**What you are asked to do**
Look through the records and copy each line with the string "JSON" in it.

──────── Extracted data ────────

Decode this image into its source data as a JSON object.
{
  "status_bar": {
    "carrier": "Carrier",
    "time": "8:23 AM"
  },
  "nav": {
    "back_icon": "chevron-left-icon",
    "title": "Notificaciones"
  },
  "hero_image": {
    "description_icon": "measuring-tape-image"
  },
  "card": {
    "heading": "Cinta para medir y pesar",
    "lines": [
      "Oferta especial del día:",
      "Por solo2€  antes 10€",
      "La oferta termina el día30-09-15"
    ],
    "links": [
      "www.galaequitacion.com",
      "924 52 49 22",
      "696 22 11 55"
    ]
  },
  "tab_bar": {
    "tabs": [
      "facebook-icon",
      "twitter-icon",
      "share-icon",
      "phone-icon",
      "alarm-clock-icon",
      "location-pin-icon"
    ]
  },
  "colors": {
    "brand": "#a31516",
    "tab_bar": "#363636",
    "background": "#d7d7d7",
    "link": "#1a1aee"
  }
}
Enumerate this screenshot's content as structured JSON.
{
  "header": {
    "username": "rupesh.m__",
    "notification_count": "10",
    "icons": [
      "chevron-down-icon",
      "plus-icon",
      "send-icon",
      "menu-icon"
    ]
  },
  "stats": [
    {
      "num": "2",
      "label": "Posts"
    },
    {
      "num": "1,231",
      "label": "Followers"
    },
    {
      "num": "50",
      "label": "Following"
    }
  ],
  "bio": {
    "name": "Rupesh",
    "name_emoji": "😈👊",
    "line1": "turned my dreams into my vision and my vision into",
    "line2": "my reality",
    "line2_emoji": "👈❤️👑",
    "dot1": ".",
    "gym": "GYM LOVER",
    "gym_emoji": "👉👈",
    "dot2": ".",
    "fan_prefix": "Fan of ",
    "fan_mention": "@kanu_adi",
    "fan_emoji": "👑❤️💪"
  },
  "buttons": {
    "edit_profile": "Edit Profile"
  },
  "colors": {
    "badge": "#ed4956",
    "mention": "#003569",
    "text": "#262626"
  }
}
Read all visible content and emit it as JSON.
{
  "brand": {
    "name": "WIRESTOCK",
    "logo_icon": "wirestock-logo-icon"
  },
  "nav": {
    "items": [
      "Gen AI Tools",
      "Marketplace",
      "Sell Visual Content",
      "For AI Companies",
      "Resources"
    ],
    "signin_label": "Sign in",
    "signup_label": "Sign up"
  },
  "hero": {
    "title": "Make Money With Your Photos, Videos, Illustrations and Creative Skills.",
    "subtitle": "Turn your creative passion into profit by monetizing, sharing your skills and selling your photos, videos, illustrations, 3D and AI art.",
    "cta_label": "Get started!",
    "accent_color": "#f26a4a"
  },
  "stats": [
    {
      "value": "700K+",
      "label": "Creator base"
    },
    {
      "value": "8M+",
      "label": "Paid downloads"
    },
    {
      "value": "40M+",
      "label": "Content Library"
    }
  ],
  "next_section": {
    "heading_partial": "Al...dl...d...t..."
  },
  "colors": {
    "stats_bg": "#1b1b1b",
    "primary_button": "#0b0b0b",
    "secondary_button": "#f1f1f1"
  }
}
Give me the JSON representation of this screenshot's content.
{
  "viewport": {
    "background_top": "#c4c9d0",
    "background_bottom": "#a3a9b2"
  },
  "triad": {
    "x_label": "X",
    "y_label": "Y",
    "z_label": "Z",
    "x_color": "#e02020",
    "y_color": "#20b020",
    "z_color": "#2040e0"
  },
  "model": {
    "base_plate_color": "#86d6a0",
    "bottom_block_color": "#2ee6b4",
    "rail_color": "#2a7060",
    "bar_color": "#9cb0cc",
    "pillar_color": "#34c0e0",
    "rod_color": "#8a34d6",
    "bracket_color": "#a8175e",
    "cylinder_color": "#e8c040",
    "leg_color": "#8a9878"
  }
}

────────

**Response to the exercise**
Decode this image into its source data as a JSON object.
Enumerate this screenshot's content as structured JSON.
Read all visible content and emit it as JSON.
Give me the JSON representation of this screenshot's content.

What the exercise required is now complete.